*Exercise*.
For the records that follow, work out how many lines include "background" and give only that count.

*Exercise materials*.
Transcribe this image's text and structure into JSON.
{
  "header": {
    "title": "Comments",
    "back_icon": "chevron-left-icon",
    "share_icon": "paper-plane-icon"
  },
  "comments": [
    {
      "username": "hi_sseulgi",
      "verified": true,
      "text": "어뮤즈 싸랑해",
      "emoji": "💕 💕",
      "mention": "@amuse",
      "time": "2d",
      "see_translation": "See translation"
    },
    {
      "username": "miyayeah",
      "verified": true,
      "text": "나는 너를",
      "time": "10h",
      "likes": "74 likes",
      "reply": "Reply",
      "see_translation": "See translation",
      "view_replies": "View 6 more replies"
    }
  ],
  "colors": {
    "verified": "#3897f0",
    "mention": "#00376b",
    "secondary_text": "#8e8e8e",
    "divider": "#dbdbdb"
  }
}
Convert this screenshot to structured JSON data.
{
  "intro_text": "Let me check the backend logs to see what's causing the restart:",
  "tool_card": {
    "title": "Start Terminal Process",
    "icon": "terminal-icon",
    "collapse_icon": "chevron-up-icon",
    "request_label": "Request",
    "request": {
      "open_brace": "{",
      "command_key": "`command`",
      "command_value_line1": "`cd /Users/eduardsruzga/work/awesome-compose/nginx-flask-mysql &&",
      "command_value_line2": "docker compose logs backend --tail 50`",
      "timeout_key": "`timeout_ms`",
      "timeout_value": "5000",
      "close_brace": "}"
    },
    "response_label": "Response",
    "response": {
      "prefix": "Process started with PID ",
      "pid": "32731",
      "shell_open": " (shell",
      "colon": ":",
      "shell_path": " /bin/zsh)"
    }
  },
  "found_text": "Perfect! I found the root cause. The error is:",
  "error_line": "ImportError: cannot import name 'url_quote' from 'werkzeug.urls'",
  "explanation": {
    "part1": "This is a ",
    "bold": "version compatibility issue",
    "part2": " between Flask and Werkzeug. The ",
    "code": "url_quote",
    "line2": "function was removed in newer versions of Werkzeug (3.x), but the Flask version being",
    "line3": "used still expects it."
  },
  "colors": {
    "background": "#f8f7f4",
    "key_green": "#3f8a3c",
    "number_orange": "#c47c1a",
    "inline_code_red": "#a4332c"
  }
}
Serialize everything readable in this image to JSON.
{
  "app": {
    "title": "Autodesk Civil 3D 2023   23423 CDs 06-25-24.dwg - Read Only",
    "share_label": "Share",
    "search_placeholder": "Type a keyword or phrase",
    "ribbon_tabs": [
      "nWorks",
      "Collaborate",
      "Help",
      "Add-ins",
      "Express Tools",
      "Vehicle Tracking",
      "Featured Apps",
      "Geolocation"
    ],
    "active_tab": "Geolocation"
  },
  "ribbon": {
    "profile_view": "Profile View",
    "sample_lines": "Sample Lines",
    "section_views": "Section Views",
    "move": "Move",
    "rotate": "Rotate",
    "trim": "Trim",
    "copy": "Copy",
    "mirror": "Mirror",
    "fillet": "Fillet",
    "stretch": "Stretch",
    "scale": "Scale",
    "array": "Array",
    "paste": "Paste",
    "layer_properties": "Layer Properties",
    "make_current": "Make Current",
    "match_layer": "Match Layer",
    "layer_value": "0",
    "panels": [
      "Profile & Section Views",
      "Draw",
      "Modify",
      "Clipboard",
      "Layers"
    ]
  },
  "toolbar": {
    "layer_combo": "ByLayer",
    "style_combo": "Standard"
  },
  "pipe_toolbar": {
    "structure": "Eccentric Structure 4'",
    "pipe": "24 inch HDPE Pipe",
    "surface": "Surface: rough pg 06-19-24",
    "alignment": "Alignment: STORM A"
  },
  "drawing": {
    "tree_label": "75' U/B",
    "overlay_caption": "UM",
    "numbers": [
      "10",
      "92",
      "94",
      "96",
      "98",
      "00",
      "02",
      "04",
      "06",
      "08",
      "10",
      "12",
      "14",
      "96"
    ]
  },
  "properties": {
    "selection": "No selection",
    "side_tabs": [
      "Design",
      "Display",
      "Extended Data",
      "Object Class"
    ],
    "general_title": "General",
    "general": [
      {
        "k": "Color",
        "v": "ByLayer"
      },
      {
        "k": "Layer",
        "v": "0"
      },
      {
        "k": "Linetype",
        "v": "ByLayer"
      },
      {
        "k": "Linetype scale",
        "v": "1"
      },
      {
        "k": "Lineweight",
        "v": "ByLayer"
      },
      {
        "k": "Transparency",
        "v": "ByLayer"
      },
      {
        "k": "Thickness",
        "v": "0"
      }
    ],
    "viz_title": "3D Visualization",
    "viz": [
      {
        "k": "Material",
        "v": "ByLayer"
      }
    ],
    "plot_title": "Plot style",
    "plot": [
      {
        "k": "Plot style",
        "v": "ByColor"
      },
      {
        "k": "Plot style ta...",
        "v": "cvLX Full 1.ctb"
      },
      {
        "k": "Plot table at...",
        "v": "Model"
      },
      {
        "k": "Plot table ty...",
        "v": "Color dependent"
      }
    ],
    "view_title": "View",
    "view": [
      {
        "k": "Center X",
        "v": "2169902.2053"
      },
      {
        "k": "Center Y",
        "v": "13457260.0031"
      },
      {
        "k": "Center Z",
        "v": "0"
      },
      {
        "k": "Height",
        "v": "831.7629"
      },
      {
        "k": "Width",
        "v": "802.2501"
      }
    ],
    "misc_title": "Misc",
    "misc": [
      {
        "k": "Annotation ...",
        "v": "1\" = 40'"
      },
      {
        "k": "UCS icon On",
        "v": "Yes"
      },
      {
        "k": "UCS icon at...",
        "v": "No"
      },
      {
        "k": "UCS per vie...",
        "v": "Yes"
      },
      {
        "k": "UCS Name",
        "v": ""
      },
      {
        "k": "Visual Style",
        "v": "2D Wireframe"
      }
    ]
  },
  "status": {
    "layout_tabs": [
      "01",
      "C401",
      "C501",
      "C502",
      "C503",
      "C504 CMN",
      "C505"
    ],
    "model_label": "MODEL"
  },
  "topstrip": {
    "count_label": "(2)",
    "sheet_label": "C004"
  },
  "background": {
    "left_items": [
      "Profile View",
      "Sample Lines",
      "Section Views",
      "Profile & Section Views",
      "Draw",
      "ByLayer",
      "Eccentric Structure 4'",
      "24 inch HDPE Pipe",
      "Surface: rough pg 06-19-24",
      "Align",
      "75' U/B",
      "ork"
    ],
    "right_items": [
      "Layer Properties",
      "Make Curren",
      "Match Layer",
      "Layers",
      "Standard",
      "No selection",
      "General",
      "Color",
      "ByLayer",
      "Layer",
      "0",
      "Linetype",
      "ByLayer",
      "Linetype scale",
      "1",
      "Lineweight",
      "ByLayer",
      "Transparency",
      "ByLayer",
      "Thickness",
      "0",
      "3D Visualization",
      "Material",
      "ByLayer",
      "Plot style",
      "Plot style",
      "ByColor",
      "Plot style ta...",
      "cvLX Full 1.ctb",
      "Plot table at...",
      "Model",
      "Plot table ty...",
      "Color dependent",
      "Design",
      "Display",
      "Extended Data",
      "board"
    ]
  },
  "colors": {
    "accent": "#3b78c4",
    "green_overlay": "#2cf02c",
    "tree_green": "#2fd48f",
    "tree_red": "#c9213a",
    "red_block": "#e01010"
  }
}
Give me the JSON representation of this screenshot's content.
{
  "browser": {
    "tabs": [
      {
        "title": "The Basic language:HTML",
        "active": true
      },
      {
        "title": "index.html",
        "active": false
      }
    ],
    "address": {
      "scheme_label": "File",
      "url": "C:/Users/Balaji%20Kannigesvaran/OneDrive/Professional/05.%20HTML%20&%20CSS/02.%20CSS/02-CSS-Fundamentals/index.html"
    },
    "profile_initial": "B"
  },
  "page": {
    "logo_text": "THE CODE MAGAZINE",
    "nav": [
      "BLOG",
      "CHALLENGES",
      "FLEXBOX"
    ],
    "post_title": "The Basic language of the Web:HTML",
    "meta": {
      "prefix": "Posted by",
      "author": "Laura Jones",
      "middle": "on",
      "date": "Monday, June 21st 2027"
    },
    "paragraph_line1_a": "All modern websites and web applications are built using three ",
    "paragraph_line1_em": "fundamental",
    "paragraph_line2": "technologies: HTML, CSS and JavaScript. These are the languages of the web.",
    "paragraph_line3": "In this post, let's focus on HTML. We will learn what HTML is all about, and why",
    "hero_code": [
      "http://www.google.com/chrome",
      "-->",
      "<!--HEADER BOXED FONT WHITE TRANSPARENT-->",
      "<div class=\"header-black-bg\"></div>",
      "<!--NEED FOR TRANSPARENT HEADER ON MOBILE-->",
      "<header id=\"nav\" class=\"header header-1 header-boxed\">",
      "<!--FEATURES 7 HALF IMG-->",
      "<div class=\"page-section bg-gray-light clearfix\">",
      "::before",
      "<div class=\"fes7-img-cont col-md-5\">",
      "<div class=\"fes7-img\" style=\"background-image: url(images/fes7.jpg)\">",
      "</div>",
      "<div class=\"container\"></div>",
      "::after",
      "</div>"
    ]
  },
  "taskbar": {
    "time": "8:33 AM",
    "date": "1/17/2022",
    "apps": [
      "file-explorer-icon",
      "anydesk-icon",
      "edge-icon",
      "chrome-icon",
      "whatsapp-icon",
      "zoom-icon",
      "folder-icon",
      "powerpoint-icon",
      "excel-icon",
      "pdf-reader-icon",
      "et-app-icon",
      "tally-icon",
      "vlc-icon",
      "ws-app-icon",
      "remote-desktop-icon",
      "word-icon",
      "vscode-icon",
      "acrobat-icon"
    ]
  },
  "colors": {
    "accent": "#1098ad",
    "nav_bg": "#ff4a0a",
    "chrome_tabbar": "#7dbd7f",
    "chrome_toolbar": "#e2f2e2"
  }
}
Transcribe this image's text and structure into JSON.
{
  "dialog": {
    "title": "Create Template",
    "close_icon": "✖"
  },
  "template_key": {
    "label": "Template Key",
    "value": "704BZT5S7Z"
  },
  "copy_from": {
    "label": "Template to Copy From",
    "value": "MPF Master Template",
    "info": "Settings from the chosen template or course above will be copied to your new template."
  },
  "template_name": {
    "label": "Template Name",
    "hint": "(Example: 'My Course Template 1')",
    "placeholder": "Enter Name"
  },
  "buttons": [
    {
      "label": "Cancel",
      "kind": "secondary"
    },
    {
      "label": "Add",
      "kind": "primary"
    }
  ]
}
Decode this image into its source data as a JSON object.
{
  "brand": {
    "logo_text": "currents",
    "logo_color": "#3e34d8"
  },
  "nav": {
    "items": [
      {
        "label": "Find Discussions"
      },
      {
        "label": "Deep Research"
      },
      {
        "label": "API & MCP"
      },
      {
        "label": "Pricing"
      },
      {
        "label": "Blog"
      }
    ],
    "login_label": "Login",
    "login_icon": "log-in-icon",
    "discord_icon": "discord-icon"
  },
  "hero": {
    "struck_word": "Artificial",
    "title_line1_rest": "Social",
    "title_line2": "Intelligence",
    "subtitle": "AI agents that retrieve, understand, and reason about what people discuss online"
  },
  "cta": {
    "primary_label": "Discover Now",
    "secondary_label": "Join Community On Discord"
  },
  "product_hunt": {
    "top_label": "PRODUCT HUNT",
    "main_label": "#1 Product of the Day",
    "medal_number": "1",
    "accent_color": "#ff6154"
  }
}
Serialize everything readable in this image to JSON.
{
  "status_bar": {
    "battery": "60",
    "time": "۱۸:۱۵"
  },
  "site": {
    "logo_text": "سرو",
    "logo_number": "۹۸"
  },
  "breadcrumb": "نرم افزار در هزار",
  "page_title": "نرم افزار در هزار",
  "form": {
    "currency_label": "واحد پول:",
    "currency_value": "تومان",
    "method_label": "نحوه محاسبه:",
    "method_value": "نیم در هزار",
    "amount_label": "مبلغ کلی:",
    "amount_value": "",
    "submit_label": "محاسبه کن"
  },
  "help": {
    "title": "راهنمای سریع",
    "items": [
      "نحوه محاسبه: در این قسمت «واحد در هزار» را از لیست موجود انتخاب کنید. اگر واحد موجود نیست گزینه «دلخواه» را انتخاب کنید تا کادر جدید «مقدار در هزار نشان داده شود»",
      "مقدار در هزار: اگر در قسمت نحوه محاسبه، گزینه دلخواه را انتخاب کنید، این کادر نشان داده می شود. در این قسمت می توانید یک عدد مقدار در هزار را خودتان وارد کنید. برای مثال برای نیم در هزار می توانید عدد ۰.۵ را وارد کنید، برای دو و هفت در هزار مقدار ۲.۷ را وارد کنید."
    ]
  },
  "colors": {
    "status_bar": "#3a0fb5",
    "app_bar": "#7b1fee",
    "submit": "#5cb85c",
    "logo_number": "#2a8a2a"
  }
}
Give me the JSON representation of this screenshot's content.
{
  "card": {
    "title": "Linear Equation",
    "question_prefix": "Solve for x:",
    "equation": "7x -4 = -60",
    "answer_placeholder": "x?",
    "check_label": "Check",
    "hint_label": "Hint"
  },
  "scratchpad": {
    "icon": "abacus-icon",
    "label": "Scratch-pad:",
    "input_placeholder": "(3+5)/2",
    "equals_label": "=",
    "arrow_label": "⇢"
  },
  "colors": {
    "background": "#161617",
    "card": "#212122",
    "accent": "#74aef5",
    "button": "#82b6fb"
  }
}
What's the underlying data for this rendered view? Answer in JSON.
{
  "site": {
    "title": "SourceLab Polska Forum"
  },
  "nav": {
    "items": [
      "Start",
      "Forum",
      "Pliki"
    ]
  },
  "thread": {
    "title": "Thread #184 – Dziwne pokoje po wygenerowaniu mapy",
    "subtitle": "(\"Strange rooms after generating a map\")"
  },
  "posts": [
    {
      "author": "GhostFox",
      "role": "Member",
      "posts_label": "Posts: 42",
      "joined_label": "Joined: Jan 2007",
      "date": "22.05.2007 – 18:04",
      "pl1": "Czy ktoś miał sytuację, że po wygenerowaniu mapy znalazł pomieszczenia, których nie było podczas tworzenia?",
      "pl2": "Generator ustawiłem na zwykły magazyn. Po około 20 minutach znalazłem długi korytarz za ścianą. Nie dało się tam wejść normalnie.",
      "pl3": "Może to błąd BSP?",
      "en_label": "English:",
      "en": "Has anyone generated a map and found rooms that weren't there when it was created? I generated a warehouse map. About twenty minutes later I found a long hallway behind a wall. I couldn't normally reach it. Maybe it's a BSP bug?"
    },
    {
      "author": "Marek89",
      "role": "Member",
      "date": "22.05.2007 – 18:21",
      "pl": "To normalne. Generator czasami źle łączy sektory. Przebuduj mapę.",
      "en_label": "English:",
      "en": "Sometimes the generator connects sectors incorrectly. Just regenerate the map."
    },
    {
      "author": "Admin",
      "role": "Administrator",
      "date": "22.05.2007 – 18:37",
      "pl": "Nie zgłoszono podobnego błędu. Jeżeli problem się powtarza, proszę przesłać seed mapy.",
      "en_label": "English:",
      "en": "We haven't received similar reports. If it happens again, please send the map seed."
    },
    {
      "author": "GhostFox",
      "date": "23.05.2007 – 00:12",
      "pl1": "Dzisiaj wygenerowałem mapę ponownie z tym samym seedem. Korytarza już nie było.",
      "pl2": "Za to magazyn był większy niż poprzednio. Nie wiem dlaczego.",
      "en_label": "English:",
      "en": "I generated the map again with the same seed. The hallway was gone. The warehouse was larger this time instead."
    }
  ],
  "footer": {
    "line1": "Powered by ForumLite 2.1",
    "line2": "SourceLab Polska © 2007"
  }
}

*Exercise output*.
4